───── Entries supplied

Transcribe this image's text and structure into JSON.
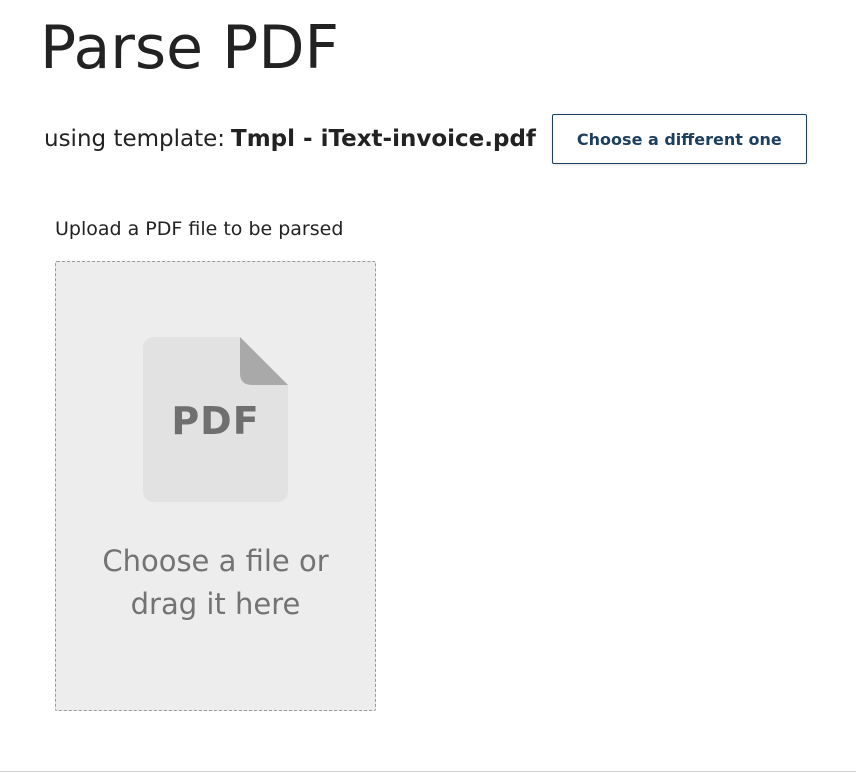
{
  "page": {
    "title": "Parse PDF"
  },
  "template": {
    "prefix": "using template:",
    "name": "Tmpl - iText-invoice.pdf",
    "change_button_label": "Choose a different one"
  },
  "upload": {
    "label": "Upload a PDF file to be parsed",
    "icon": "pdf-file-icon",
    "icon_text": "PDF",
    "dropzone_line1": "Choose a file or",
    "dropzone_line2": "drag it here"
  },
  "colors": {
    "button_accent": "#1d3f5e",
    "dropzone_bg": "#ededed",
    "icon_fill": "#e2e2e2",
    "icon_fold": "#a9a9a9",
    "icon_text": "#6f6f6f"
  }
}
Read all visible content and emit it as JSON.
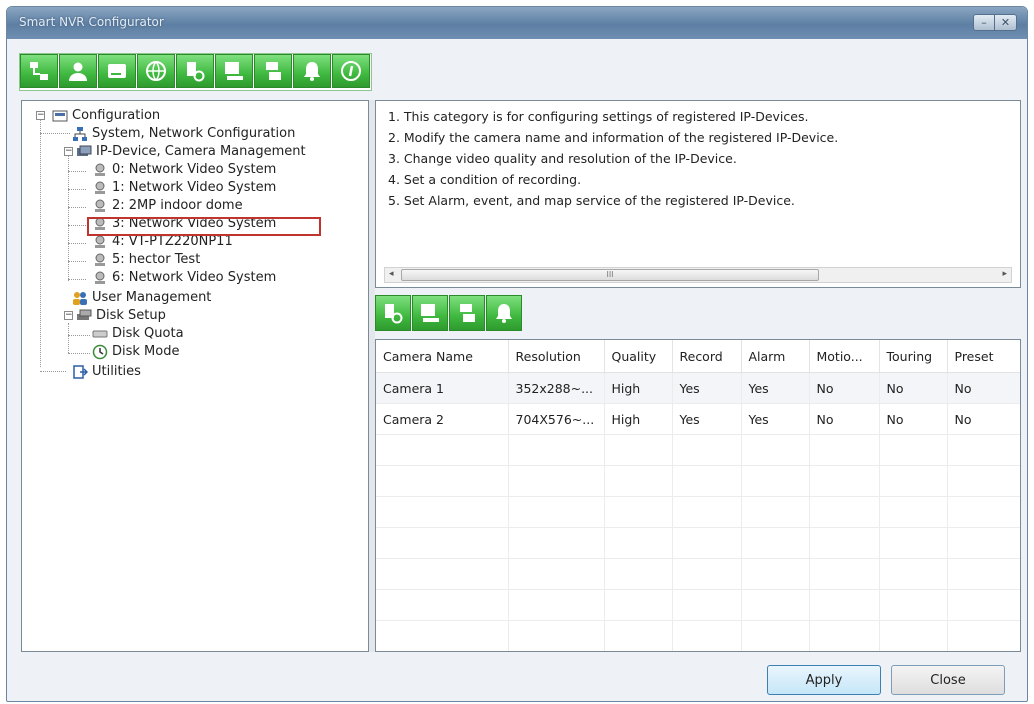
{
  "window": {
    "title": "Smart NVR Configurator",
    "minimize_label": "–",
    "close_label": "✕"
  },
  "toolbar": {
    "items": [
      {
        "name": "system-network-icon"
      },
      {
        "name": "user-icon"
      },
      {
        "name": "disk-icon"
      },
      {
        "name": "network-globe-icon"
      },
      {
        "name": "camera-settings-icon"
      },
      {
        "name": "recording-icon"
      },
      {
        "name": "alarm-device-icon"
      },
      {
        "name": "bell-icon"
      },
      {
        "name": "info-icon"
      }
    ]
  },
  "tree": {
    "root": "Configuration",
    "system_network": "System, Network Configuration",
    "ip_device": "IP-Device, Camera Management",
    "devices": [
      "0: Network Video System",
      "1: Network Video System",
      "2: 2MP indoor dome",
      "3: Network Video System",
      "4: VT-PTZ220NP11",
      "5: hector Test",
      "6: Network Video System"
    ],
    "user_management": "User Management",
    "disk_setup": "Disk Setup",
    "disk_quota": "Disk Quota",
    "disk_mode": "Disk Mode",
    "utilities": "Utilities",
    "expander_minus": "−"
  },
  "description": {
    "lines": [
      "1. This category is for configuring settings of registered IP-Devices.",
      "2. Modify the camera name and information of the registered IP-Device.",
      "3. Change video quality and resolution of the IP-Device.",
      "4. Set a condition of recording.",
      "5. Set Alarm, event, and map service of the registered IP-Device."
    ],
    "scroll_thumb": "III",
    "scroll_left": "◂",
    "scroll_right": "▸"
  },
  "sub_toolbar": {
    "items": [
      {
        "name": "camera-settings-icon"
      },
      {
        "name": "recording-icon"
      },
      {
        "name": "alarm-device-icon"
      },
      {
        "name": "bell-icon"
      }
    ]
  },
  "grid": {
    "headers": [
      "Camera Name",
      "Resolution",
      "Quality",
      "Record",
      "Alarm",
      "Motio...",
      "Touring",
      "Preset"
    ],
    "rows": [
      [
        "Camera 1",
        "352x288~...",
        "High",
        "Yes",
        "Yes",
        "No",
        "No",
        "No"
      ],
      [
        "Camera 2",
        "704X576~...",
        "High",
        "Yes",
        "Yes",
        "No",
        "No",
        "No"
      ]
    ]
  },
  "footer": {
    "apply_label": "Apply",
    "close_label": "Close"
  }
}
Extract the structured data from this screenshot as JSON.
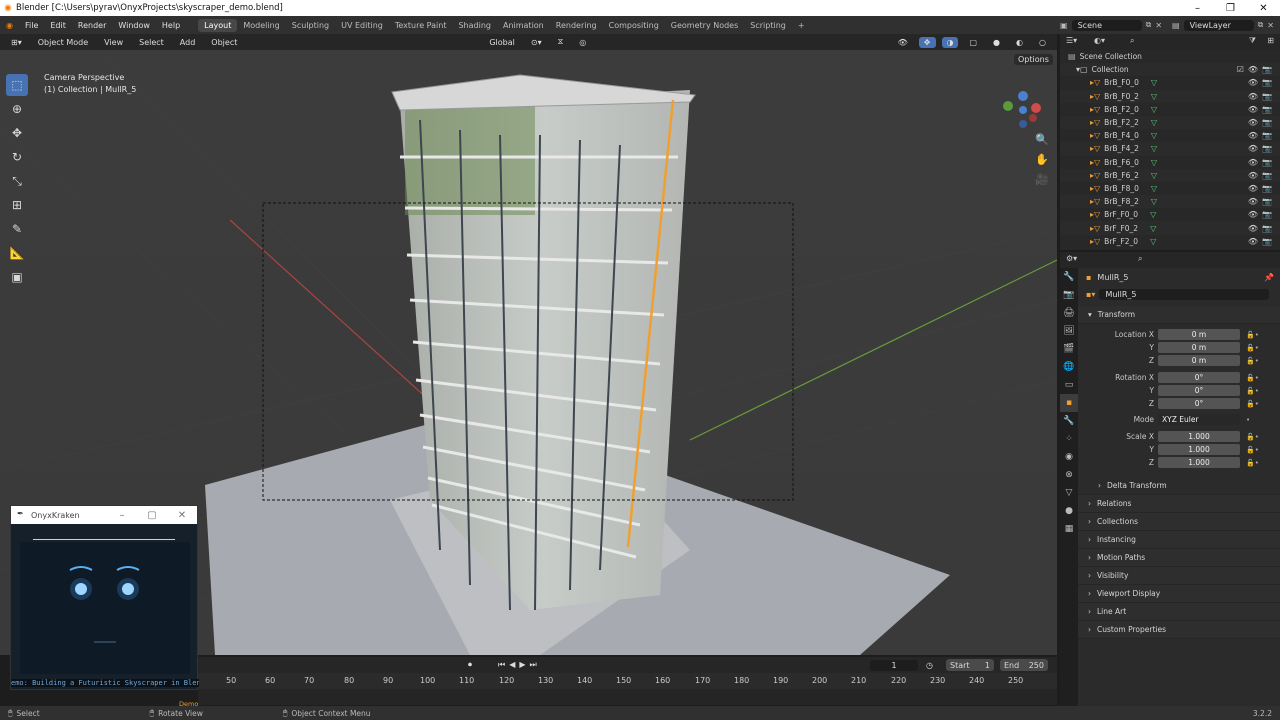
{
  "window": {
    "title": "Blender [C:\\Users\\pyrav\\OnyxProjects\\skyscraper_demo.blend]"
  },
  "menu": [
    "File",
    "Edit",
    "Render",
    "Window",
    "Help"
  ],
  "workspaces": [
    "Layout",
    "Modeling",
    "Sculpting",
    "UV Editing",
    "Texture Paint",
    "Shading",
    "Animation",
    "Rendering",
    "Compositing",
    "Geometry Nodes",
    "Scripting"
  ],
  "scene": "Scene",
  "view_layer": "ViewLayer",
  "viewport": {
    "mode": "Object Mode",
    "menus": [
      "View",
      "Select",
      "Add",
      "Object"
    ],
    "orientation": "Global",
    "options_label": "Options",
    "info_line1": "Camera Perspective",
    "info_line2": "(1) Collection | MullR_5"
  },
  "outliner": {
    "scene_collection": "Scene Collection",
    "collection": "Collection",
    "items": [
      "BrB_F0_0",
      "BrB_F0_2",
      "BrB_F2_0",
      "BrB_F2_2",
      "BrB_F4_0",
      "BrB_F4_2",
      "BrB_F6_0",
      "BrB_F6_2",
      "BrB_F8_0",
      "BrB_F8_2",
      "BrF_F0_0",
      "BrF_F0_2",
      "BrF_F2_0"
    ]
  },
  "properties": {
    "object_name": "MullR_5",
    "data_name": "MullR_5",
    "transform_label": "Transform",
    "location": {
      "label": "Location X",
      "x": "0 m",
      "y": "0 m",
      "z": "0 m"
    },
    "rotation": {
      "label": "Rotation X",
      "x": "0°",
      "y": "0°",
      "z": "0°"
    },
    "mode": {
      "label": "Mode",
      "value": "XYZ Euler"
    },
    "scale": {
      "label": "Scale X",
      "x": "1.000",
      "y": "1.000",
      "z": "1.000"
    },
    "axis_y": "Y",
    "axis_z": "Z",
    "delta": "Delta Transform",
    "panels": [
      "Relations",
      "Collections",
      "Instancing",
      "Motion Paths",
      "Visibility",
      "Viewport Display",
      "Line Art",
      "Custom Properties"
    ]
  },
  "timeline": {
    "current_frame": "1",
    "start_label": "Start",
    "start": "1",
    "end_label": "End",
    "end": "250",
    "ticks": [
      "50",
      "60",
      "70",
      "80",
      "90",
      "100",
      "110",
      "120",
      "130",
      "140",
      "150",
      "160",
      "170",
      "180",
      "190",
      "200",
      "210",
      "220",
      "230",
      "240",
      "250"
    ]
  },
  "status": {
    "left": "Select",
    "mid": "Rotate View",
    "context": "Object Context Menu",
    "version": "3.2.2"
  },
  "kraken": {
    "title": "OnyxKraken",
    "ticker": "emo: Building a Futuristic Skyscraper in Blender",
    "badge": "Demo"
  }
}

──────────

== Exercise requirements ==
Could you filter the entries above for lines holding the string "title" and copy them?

== Completed exercise ==
    "title": "Parse PDF"
    "title": "Smart NVR Configurator",
    "title": "Blender [C:\\Users\\pyrav\\OnyxProjects\\skyscraper_demo.blend]"
    "title": "OnyxKraken",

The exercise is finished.